**EXERCISE BRIEF**.
Reproduce each record exactly.

**RECORDS FOR THE EXERCISE**.
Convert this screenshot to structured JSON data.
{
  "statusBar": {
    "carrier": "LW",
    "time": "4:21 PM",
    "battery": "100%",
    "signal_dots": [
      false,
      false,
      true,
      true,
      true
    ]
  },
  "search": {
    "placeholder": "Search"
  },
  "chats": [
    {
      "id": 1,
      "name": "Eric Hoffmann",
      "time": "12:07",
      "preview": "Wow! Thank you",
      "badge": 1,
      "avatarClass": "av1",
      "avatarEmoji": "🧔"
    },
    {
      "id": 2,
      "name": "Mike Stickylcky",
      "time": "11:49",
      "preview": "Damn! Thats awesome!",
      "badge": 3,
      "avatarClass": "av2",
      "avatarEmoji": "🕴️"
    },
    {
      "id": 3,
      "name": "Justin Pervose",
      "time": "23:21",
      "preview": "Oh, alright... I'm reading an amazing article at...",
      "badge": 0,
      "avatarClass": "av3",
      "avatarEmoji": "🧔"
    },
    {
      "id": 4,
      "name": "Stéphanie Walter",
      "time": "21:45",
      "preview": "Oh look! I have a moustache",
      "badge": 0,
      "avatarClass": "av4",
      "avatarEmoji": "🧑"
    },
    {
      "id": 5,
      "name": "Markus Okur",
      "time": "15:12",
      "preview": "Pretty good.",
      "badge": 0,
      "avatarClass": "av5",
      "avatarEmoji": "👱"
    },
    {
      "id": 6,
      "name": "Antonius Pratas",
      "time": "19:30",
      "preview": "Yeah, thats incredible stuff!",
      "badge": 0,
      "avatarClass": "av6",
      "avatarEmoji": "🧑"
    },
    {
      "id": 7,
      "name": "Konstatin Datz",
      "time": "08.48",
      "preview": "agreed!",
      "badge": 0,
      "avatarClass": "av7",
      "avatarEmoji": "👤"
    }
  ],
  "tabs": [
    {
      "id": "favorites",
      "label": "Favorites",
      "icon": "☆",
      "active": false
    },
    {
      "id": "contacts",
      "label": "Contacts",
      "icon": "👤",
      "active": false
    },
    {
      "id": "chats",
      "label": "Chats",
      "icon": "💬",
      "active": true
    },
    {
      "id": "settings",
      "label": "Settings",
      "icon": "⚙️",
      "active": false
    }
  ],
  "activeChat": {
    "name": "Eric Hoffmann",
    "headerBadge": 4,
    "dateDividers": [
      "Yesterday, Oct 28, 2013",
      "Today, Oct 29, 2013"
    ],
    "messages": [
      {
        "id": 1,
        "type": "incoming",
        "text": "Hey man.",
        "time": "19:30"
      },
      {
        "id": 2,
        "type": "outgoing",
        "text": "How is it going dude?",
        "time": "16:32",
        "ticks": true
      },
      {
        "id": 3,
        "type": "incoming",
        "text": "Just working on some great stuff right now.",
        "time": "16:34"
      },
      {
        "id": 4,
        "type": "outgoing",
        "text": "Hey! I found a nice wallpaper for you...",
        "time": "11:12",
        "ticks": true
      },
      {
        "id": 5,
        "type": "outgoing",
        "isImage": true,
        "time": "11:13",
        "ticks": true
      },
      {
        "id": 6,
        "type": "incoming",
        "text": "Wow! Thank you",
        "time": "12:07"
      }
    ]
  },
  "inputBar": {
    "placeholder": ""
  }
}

**SOLUTION TO THIS PROBLEM**.
Convert this screenshot to structured JSON data.
{
  "statusBar": {
    "carrier": "LW",
    "time": "4:21 PM",
    "battery": "100%",
    "signal_dots": [
      false,
      false,
      true,
      true,
      true
    ]
  },
  "search": {
    "placeholder": "Search"
  },
  "chats": [
    {
      "id": 1,
      "name": "Eric Hoffmann",
      "time": "12:07",
      "preview": "Wow! Thank you",
      "badge": 1,
      "avatarClass": "av1",
      "avatarEmoji": "🧔"
    },
    {
      "id": 2,
      "name": "Mike Stickylcky",
      "time": "11:49",
      "preview": "Damn! Thats awesome!",
      "badge": 3,
      "avatarClass": "av2",
      "avatarEmoji": "🕴️"
    },
    {
      "id": 3,
      "name": "Justin Pervose",
      "time": "23:21",
      "preview": "Oh, alright... I'm reading an amazing article at...",
      "badge": 0,
      "avatarClass": "av3",
      "avatarEmoji": "🧔"
    },
    {
      "id": 4,
      "name": "Stéphanie Walter",
      "time": "21:45",
      "preview": "Oh look! I have a moustache",
      "badge": 0,
      "avatarClass": "av4",
      "avatarEmoji": "🧑"
    },
    {
      "id": 5,
      "name": "Markus Okur",
      "time": "15:12",
      "preview": "Pretty good.",
      "badge": 0,
      "avatarClass": "av5",
      "avatarEmoji": "👱"
    },
    {
      "id": 6,
      "name": "Antonius Pratas",
      "time": "19:30",
      "preview": "Yeah, thats incredible stuff!",
      "badge": 0,
      "avatarClass": "av6",
      "avatarEmoji": "🧑"
    },
    {
      "id": 7,
      "name": "Konstatin Datz",
      "time": "08.48",
      "preview": "agreed!",
      "badge": 0,
      "avatarClass": "av7",
      "avatarEmoji": "👤"
    }
  ],
  "tabs": [
    {
      "id": "favorites",
      "label": "Favorites",
      "icon": "☆",
      "active": false
    },
    {
      "id": "contacts",
      "label": "Contacts",
      "icon": "👤",
      "active": false
    },
    {
      "id": "chats",
      "label": "Chats",
      "icon": "💬",
      "active": true
    },
    {
      "id": "settings",
      "label": "Settings",
      "icon": "⚙️",
      "active": false
    }
  ],
  "activeChat": {
    "name": "Eric Hoffmann",
    "headerBadge": 4,
    "dateDividers": [
      "Yesterday, Oct 28, 2013",
      "Today, Oct 29, 2013"
    ],
    "messages": [
      {
        "id": 1,
        "type": "incoming",
        "text": "Hey man.",
        "time": "19:30"
      },
      {
        "id": 2,
        "type": "outgoing",
        "text": "How is it going dude?",
        "time": "16:32",
        "ticks": true
      },
      {
        "id": 3,
        "type": "incoming",
        "text": "Just working on some great stuff right now.",
        "time": "16:34"
      },
      {
        "id": 4,
        "type": "outgoing",
        "text": "Hey! I found a nice wallpaper for you...",
        "time": "11:12",
        "ticks": true
      },
      {
        "id": 5,
        "type": "outgoing",
        "isImage": true,
        "time": "11:13",
        "ticks": true
      },
      {
        "id": 6,
        "type": "incoming",
        "text": "Wow! Thank you",
        "time": "12:07"
      }
    ]
  },
  "inputBar": {
    "placeholder": ""
  }
}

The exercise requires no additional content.